This week’s Crop Progress report from the USDA showed that many of nation’s planters are on a roll with 28 percent of corn in the ground, an increase of 11 percentage points from last week’s report.
The last time more than 20 percent of corn had been planted by this time of the month was in 2010, when producers in the top-18-producing states had already completed 50 percent of their corn planting. Even so, this year’s pace is well above last year’s report of 8 percent and the five-year average of 15 percent.
Six states are more than 50 percent done, with Tennessee once again leading the pack with 88 percent of corn in the ground. North Carolina (79 percent) and Kentucky (75 percent) are close behind, while Texas (65) continues to make slow progress after a surge in early April.
Ohio also showed marked improvement. At this time last year, only 1 percent of the corn was in the ground in Ohio, compared to 34 percent this week. See how your state is doing here.

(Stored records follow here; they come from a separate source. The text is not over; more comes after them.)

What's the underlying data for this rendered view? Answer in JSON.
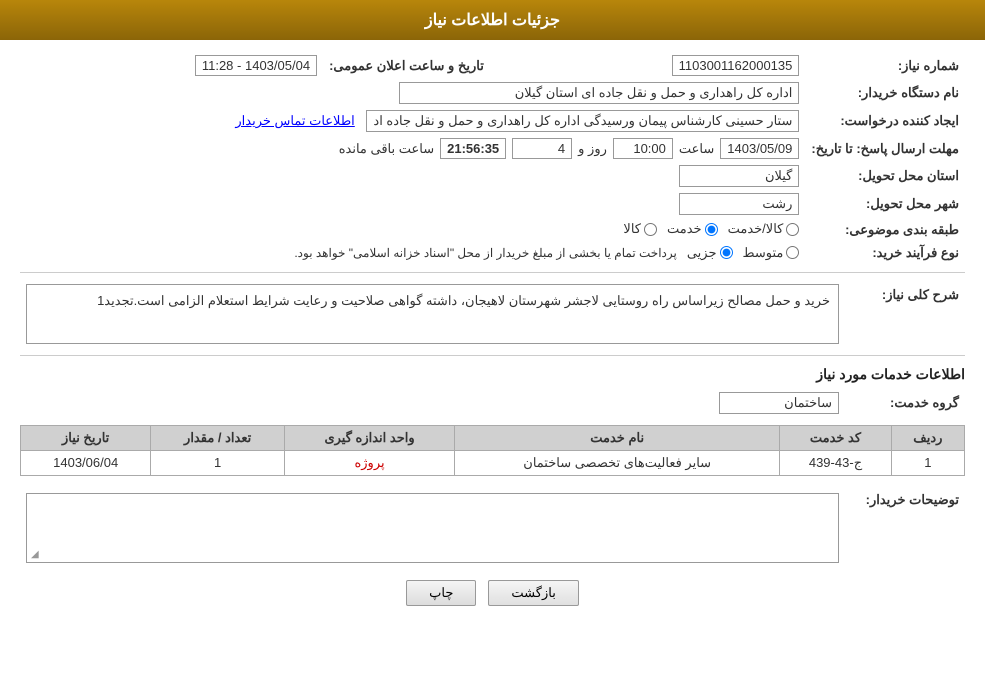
{
  "header": {
    "title": "جزئیات اطلاعات نیاز"
  },
  "fields": {
    "order_number_label": "شماره نیاز:",
    "order_number_value": "1103001162000135",
    "date_label": "تاریخ و ساعت اعلان عمومی:",
    "date_value": "1403/05/04 - 11:28",
    "buyer_label": "نام دستگاه خریدار:",
    "buyer_value": "اداره کل راهداری و حمل و نقل جاده ای استان گیلان",
    "creator_label": "ایجاد کننده درخواست:",
    "creator_value": "ستار حسینی کارشناس پیمان ورسیدگی اداره کل راهداری و حمل و نقل جاده اد",
    "creator_link": "اطلاعات تماس خریدار",
    "deadline_label": "مهلت ارسال پاسخ: تا تاریخ:",
    "deadline_date": "1403/05/09",
    "deadline_time_label": "ساعت",
    "deadline_time": "10:00",
    "deadline_day_label": "روز و",
    "deadline_days": "4",
    "deadline_remaining_label": "ساعت باقی مانده",
    "deadline_remaining": "21:56:35",
    "province_label": "استان محل تحویل:",
    "province_value": "گیلان",
    "city_label": "شهر محل تحویل:",
    "city_value": "رشت",
    "category_label": "طبقه بندی موضوعی:",
    "category_kala": "کالا",
    "category_khadamat": "خدمت",
    "category_kala_khadamat": "کالا/خدمت",
    "process_label": "نوع فرآیند خرید:",
    "process_jozyi": "جزیی",
    "process_motevaset": "متوسط",
    "process_note": "پرداخت تمام یا بخشی از مبلغ خریدار از محل \"اسناد خزانه اسلامی\" خواهد بود.",
    "description_label": "شرح کلی نیاز:",
    "description_text": "خرید و حمل مصالح زیراساس راه روستایی لاجشر شهرستان لاهیجان، داشته گواهی صلاحیت و رعایت شرایط استعلام الزامی است.تجدید1",
    "services_section": "اطلاعات خدمات مورد نیاز",
    "service_group_label": "گروه خدمت:",
    "service_group_value": "ساختمان",
    "table_headers": {
      "row_num": "ردیف",
      "service_code": "کد خدمت",
      "service_name": "نام خدمت",
      "unit": "واحد اندازه گیری",
      "quantity": "تعداد / مقدار",
      "date": "تاریخ نیاز"
    },
    "table_rows": [
      {
        "row_num": "1",
        "service_code": "ج-43-439",
        "service_name": "سایر فعالیت‌های تخصصی ساختمان",
        "unit": "پروژه",
        "quantity": "1",
        "date": "1403/06/04"
      }
    ],
    "buyer_notes_label": "توضیحات خریدار:"
  },
  "buttons": {
    "print": "چاپ",
    "back": "بازگشت"
  }
}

The USDA also reported 9 percent of corn now emerged, compared to 2 percent last week. Though 2010 had a faster pace for this week in April, the report also showed 7 percent of corn emerged. In 2011, the USDA didn’t report a higher percentage of emerged corn until mid-May.
Like the corn planting progress, states with the highest percentages of emerged corn include Tennessee (61 percent), Texas (53 percent) and North Carolina (47 percent).
Scott Irwin and Darrel Good from the University of Illinois recently wrote an article questioning whether the 2012 corn crop in the Corn Belt will be the earliest ever planted.
“Corn planting in 2012 will reach the 50 percent completion date earlier than any other year since 1960 in Illinois and perhaps in Indiana as well. While Iowa is not likely to set a record early date, it is likely that Iowa will reach 50 percent complete well before its trend date,” they wrote.
The duo did note that while some records will be set in 2012 it is important to keep in mind that other years have seen corn planting almost as early. The main market implication is that a smaller than average percentage of the U.S. corn crop is likely to be planted late (after May 20) and incur the yield penalty associated with late planting. Read more.
The USDA reported 6 percent of soybeans planted, which is more than triple last year’s pace. Mississippi (40 percent), Louisiana (33 percent) and Arkansas (28) are already off to a good start for this year’s crop, though Louisiana is behind their pace from 2011. All of the states reporting progress in soybean planting are at or above their state’s five-year average.